The AICPA issued its Financial Reporting Framework for Small- and Medium-Sized Entities during 2013. The FRF for SMEs accounting framework is designed for America’s small business community. It delivers financial statements that provide useful, relevant information in a simplified, consistent, cost-effect way. The FRF for SMEs framework may be used when GAAP financial statements are not required.
The following are some of the key questions about the framework addressed directly by the AICPA:
What is the FRF for SMEs accounting framework?
In contrast to other common accounting frameworks such as GAAP or IFRS, the FRF for SMEs framework is a new option for preparing streamlined, relevant financial statements for privately held owner-manager businesses that are not required to use GAAP. The framework, which was released in June of 2013, draws upon a blend of traditional methods of accounting with some accrual income tax methods.
What is a small- and medium-sized entity (SME)?
Small- and medium-sized entities help form the backbone of the U.S. economy. Estimates put the number of SMEs in the United States at approximately 20 million. They are active in every industry group and involved in providing goods and services in a wide-ranging set of activities. There is no standard definition of SME in the United States. The task force and AICPA staff that developed the framework deliberately did not develop quantified size criteria after determining it was not feasible and not an effective way of describing the kinds of entities for which the framework is intended
Why would small- and medium-sized entities use the FRF for SMEs framework?
The purpose of the FRF for SMEs was to provide efficient, meaningful financial statements without needless complexity or cost for those SMEs that are not required to issue GAAP-based reports. The framework is cost-beneficial for owners-managers and others who need financial statements that are prepared in a consistent and reliable manner in accordance with a framework that has undergone public comment and professional scrutiny.
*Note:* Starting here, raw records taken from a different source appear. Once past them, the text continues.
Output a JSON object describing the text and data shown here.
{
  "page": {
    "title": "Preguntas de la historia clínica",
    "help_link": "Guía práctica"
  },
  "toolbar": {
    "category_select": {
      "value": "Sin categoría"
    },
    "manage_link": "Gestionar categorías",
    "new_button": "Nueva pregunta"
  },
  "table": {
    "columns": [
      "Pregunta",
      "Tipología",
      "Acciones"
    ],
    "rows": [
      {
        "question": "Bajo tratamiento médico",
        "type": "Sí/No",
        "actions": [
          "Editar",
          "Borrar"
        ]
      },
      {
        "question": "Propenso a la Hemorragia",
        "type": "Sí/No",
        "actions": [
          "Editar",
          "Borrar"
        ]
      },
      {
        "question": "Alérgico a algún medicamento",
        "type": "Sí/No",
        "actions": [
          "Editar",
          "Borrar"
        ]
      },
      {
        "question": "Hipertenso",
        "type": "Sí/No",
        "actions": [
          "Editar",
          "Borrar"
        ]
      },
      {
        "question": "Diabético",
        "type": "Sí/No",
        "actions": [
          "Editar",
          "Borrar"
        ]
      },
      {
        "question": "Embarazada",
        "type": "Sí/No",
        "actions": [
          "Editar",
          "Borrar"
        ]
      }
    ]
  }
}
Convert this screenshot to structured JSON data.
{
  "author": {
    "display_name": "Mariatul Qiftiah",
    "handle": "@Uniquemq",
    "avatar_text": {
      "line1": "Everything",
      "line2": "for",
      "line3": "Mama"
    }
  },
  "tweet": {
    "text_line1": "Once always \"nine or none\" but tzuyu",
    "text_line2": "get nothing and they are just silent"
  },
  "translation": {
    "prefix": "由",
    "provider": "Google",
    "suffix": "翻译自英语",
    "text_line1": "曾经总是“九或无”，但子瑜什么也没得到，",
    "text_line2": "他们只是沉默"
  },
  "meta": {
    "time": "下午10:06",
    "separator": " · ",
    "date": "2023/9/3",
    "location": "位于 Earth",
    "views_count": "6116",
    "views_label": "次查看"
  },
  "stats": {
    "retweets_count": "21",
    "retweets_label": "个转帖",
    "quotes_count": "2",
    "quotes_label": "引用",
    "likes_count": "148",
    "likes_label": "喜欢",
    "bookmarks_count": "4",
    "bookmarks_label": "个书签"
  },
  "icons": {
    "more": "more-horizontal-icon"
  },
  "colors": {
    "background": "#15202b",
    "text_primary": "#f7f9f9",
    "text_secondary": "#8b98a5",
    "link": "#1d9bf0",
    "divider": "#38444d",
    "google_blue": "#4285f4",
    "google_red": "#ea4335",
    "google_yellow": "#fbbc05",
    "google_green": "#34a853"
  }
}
The accounting principles derived from the framework are intended to be the most appropriate for the preparation of small business financial statements based on the needs of statement users and cost-benefit considerations. Accounting principles within the FRF for SMEs are responsive to the well-documented issues and concerns stakeholders currently encounter when preparing financial statements for small private businesses.
What types of entities is the FRF for SMEs accounting framework intended for?
The FRF for SMEs framework has been developed for smaller- to medium-sized for-profit private entities that need reliable financial statements when GAAP financial statements are not required. The FRF for SMEs framework may be used by entities in most industry groups and by unincorporated and incorporated entities. The preface to the FRF for SMEs framework contains a list of certain characteristics of typical entities that may utilize the framework.
This new framework promises to be a benefit to small businesses with less reporting burdens by reducing those costs of reporting. If you think that your business might benefit from using this new accounting option and you would like to speak with a financial professional, please don’t hesitate to contact our office at 417-881-0145. Click here to view the AICPA’s official 206 page PDF for the FRF for SMEs.
written by Aaron Spencer, CPA, Supervisor